At the cost of more than $800 billion, the just -passed stimulus bill stands as the largest single outlay item in history. So great is the amount involved that it exceeds the GDP of even such economies as Australia, Saudi Arabia and Argentina.
Needless to say, the federal government does not have the cash to finance its latest undertaking. Much of it will have to be borrowed, and that amount will be added to the budget deficit, which, many now believe, will top one trillion dollars.
The deficit will be then appended to the national debt, which currently stands at $10.7 trillion. Nearly than 70 percent of our GDP, this astounding amount grows by $2.3 billion every day. To put it in comprehensible terms, every single American family would have to pay $160,000 in taxes in order to erase that amount.
But this is not the full story. The $10.6 trillion is only a fraction of the real national debt, which, in reality, is roughly six times higher. The difference between the official figure and the government’s true obligations is made up of entitlements, primarily Medicaid and Social Security. By pledging to cover the costs associated with these programs, the U.S. government is now beholden to the tune of $50 trillion.
This pushes its overall obligations to the stratospheric neighborhood of $60 trillion. To put it into prospective, this figure is roughly four times our national GDP and larger than the GDP of the entire world in the year 2007. A debt the like of which the world has never seen, to pay it off every American household would have to fork over on average $516,000. Yes, you are reading correctly: Every American family is now on the hook for over half a million dollars, and counting.
There are, however, some experts who estimate that the actual figure is larger still. One of them is Richard W. Fisher, the head of the Federal Reserve Bank of Dallas, who said in a speech before the Commonwealth Club of California:
Add together the unfunded liabilities from Medicare and Social Security, and it comes to $99.2 trillion over the infinite horizon. Traditional Medicare composes about 69 percent, the new drug benefit roughly 17 percent and Social Security the remaining 14 percent.

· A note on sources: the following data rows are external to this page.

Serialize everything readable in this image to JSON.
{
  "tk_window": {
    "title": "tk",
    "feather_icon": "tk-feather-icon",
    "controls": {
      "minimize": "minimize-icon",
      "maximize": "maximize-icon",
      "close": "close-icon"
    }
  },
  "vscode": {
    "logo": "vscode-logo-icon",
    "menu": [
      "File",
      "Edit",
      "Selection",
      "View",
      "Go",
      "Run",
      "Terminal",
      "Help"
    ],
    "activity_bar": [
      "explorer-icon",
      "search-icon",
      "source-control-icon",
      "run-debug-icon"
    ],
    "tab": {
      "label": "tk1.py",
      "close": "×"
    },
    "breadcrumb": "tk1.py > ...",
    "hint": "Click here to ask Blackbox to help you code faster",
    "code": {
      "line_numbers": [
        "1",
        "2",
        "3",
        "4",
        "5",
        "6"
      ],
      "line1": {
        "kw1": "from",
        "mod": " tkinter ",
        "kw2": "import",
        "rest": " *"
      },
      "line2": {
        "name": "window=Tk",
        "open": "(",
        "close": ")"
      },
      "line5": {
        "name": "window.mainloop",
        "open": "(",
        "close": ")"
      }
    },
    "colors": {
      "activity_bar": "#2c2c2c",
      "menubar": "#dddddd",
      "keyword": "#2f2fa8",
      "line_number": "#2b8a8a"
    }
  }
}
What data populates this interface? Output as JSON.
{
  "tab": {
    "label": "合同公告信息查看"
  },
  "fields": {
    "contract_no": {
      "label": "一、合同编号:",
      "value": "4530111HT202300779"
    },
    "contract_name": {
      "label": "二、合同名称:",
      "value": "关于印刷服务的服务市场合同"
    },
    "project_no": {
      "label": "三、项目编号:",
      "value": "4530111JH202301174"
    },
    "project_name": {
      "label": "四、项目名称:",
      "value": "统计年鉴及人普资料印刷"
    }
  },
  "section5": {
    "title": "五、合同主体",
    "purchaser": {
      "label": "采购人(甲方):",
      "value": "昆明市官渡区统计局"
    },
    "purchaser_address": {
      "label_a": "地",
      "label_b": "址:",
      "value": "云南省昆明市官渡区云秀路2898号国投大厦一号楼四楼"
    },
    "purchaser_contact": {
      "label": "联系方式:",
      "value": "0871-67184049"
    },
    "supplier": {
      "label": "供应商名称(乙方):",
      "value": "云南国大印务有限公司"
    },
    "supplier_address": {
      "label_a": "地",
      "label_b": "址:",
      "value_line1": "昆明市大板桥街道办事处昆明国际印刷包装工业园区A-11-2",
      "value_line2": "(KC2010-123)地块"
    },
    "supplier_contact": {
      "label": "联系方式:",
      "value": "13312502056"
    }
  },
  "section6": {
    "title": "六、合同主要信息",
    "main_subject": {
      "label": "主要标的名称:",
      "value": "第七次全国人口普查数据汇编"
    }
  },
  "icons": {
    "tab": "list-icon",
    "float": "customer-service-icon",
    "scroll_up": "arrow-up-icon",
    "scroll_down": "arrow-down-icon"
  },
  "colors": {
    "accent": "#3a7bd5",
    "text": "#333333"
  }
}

Since our spending-addicted representatives do not want us to know the full extent of America’s indebtedness, they have come with an ingenious way of taking entitlements off the nation’s balance sheet. Entitlements, they claim, are not genuine accounting liabilities, because they can be cut or reduced if the need should arise.
This is a rather clever argument to be sure, but there is one problem with it. Almost everyone knows that for all practical purposes entitlements can never be cut. For this to happen a willing president and a willing Congress would be required, a combination that is very unlikely to occur. Considered a minefield of American politics, most politicians steer well clear of the subject of entitlement reform. Those few brave ones who have attempted to place the crash-bound train on a sounder track have been invariably savaged. You may still remember what happened to George W. Bush who after his re-election sought to use his “political capital” to reform Social Security.
Unwilling to address the problem, those entrusted with our national finances are using accounting gimmicks to keep Americans in the dark about the state of the country’s financial condition. By underreporting the extent of the government’s fiscal obligations, they are seeking to prolong for as long as possible their unsustainable spending spree. There are many who fear that we may be past the point of no return in terms of our ability to make good on our commitments. In other words, we may be heading for national bankruptcy.
A few years ago, Senator Edward Kennedy was reported as saying to younger members of his family, “I'm glad I'm not going to be around when you guys are my age.” When they asked him why, he replied, “Because when you guys are my age, the whole thing is going to fall apart.” There can be little doubt that Senator Kennedy had the country’s dire fiscal condition in mind when uttering those haunting words. Although a proponent of big spending all his life, Kennedy seems to realize that sooner or later the hour of reckoning must come.
Regulations require that corporations as well as state and local governments record expenses immediately after a transaction takes place, even if the payment will be made in the future. The federal government, however, refuses to play by this rule. Instead it looks for ways to keep its astronomic obligations off the nation’s balance sheet.
Rather than wisely administering America’s finances, our representatives are about to add hundreds of billions of dollars to the already crushing national debt. Reckless and irresponsible, they are taking this nation down the road to a fiscal Gomorrah.